From staff to students: a look at online advising


File Photo/The Lion's Roar

Academic advisors advised students virtually for the Fall 2019 semester due to classes shifting online. In frame: academic advisor Benjamin Sherrill.

Academic advisors help students decide which classes they need to take to graduate on time. 

Since classes have switched to a 100% online format, the advising process has also moved online.

Academic advisor Scott Cooper shared that students often come into advising sessions with more anxiety and questions than normal.

“Some have taken to it, which is awesome,” said Cooper. “Some obviously were not expecting this at all, and they’ve come in with a lot of questions. We’ve tried to kind of get ahead of that a little bit, help give tips on how to be an online student. They’ve definitely had more questions and now especially going into registration, new grading policies and everything. Just all the shifting has definitely brought more.”

Cooper explained that students bring up personal struggles related to COVID-19 changes in addition to their academic questions.

“I think we’ve always had to deal with a little bit of the emotional baggage of students sometimes, but that’s definitely come on a little bit more as well,” said Cooper. “Everyone’s stressing out more. There’s more listening and trying to help people figure out their issues than we would typically deal with.”

With the shift to online also moving staff out of their offices, advisors have had to find innovative ways to communicate with their students and each other.

Mindy Notariano, the Assistant Director for Freshman Success, shared some of the strategies that she has found to be useful. 

“I do like with Google Meet that I’ve been able to share my screen, so it’s been nice to be able to have my screen up and go over their curriculum sheet with them where they can see it,” said Notariano. “We can scratch out courses they have completed already. It makes it nice.”

Some of the changes have been ones that the department plans to keep in place even after in-person classes resume. 

“I believe that our process for doing advising forms seems to work pretty well from our experience,” said Notariano. “It allows the student to receive a digital copy of their advising form, where in the past we always used paper advising forms. So that’s something that’s been very handy with them.”

Grace Meier, freshman biological sciences major, explained how she scheduled her online advising with her advisor, Amy McClain.

“I emailed her asking if we needed to discuss what classes I wanted to take,” said Meier. “She asked me what time I would be available for a Google Meet call and emailed me a link to the call at the requested time. The meeting lasted around 15 minutes and was very easy.”

Meier shared how the rest of the process went.

“She shared her screen while I told her the classes that I wanted to take and she typed them into a Google questionnaire,” explained Meier. “I watched her remove all of my holds, and we talked a bit about how I was doing before the meeting ended. I had no problems registering for my classes the next day.”

Hannah Bridevaux, freshman computer science major, mentioned that she prefers the online advising process to the in-person version.

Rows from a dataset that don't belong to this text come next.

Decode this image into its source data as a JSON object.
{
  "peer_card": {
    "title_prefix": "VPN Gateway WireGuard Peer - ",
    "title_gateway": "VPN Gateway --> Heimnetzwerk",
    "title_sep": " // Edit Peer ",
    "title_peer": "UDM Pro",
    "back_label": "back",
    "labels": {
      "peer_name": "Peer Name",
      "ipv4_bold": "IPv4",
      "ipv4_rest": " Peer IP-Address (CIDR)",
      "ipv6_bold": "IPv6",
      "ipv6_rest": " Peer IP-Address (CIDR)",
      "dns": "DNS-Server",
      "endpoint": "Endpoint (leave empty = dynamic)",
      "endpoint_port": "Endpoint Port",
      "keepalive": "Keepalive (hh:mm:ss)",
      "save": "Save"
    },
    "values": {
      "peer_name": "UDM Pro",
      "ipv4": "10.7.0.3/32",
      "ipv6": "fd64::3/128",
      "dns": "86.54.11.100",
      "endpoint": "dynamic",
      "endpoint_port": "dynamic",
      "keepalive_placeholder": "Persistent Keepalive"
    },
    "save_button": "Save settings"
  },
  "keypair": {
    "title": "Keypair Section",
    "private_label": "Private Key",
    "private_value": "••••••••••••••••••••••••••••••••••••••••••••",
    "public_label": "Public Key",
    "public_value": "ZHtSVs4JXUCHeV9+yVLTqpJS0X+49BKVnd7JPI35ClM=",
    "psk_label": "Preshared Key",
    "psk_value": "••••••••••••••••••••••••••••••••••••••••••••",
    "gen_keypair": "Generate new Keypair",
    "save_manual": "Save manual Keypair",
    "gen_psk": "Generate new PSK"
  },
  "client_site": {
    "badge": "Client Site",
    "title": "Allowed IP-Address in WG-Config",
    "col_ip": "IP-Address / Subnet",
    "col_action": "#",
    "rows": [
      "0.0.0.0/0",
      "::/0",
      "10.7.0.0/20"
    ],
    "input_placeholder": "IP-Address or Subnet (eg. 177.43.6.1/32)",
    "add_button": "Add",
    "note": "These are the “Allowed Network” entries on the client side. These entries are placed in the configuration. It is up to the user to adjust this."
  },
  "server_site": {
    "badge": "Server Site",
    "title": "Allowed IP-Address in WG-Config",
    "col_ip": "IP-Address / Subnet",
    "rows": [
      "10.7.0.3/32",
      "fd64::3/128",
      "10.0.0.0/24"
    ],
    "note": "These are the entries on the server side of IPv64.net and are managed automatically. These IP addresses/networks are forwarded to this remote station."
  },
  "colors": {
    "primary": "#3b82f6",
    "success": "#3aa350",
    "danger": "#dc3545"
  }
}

“I went to the online advising tab in self-service on LEONET, filled out the form, and later my advisor emailed me asking about why I was taking a couple classes,” explained Bridevaux. “I emailed my explanation and she took off my hold. I think the process was pretty easy. I actually prefer the online advising to the in-person advising.”

Open registration began on April 10. Students can now register for courses for the Summer and Fall 2020 semesters.